### Problem requirements
In the entries below, find each line with the string "subtitle" and copy it.

[Records excerpted from a collection]
════════════════════
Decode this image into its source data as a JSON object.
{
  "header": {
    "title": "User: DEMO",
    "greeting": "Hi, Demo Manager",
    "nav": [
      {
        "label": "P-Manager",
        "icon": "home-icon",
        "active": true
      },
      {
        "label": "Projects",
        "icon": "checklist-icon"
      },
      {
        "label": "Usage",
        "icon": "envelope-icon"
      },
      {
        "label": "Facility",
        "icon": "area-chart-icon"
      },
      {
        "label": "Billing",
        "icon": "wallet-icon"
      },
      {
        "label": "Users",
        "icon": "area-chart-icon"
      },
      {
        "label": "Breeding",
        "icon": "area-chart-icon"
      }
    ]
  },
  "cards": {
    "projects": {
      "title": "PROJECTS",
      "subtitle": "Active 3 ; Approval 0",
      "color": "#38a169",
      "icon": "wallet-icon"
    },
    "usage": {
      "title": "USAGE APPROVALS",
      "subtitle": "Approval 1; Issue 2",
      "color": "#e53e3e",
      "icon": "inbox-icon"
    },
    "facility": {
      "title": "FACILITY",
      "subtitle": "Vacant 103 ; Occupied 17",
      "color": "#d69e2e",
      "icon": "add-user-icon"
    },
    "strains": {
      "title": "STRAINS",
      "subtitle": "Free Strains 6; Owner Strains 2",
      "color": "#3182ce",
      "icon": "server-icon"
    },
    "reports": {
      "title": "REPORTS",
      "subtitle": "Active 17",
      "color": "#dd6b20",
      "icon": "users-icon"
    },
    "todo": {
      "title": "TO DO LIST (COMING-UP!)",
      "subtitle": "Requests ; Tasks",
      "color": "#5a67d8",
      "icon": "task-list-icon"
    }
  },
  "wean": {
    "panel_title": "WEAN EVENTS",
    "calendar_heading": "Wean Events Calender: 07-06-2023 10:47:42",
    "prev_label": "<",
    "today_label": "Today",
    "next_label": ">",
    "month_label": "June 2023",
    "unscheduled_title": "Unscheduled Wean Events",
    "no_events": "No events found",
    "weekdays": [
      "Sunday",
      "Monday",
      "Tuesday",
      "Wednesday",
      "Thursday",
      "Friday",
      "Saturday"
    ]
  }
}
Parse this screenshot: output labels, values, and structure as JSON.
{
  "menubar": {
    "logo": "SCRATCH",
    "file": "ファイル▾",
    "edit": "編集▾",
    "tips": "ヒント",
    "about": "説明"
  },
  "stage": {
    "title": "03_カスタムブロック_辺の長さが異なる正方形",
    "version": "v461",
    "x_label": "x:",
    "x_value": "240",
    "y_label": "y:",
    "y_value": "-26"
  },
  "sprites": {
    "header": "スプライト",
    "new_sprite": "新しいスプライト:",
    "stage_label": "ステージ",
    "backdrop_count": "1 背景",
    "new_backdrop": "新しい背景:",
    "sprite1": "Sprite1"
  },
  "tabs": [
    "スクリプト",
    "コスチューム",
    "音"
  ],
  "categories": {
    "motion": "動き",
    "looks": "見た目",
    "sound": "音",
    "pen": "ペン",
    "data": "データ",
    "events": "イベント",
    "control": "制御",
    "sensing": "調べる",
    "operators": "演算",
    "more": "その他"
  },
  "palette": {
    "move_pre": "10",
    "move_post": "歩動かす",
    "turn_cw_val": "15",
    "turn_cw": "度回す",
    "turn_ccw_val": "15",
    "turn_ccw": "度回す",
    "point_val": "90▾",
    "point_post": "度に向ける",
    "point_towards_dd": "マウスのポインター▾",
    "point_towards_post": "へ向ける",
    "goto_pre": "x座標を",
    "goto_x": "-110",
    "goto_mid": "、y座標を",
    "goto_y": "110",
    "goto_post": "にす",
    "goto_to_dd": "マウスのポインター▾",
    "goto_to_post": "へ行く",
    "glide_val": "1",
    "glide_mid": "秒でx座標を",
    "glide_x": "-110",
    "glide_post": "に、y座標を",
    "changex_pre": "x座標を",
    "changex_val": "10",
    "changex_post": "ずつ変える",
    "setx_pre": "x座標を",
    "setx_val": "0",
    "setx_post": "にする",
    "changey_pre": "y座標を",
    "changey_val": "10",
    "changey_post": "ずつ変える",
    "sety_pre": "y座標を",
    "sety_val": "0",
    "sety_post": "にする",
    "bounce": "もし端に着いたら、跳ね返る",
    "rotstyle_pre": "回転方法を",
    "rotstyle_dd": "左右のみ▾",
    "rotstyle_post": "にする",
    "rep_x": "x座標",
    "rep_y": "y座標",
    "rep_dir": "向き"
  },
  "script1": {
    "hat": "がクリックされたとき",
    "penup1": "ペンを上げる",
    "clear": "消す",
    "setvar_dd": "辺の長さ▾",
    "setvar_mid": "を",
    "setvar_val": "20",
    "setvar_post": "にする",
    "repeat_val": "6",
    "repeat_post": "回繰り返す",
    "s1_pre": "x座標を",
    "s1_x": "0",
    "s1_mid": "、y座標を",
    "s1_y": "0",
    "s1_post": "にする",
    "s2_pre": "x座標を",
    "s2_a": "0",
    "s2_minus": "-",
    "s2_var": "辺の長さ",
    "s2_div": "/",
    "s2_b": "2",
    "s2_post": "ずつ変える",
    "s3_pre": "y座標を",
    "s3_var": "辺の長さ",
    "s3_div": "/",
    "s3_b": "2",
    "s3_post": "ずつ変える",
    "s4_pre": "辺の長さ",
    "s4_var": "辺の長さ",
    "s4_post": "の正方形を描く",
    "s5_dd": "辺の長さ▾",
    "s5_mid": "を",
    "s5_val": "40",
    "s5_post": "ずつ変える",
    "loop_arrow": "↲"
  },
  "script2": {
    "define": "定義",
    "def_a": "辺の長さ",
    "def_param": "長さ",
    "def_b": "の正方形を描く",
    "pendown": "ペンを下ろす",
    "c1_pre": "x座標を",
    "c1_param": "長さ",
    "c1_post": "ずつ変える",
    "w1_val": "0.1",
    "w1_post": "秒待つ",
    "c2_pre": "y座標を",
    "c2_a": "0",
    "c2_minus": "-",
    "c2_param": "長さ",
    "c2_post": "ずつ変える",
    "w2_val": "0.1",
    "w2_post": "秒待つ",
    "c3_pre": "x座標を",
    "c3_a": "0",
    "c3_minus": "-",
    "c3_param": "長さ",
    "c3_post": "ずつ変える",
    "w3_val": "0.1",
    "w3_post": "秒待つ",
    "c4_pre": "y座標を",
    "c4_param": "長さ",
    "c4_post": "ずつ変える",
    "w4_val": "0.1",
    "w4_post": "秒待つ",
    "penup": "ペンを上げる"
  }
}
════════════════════
### Response to this task
      "subtitle": "Active 3 ; Approval 0",
      "subtitle": "Approval 1; Issue 2",
      "subtitle": "Vacant 103 ; Occupied 17",
      "subtitle": "Free Strains 6; Owner Strains 2",
      "subtitle": "Active 17",
      "subtitle": "Requests ; Tasks",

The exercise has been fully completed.